Your task -> Return, from the material below, each line in which "highlight" occurs.

• • • •

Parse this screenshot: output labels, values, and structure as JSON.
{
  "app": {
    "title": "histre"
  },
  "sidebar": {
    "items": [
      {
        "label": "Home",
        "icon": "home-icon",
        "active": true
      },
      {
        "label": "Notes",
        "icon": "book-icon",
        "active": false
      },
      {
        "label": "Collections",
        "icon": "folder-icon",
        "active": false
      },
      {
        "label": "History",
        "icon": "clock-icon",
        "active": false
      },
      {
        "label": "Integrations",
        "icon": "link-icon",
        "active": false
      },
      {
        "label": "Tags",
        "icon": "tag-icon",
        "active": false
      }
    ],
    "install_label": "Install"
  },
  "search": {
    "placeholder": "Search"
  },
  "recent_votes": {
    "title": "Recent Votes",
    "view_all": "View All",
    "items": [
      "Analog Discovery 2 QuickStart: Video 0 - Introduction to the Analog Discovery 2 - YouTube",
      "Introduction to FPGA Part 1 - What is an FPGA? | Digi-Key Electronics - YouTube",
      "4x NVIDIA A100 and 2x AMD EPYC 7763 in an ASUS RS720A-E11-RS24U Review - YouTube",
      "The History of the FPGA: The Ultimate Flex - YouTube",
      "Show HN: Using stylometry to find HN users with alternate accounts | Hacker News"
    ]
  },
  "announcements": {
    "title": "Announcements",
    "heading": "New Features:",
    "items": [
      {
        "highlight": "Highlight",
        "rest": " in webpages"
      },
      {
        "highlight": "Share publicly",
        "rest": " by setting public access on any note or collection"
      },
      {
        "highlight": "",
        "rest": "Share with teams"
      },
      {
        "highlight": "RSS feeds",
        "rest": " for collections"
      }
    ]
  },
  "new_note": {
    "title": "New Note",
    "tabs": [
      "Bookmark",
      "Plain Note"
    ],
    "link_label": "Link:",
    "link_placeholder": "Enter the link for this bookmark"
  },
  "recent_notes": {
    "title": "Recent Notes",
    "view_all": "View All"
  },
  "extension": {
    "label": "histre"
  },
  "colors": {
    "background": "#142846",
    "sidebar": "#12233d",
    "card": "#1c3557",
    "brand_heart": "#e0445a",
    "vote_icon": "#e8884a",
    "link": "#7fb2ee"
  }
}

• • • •

Reply to the task ->
        "highlight": "Highlight",
        "highlight": "Share publicly",
        "highlight": "",
        "highlight": "RSS feeds",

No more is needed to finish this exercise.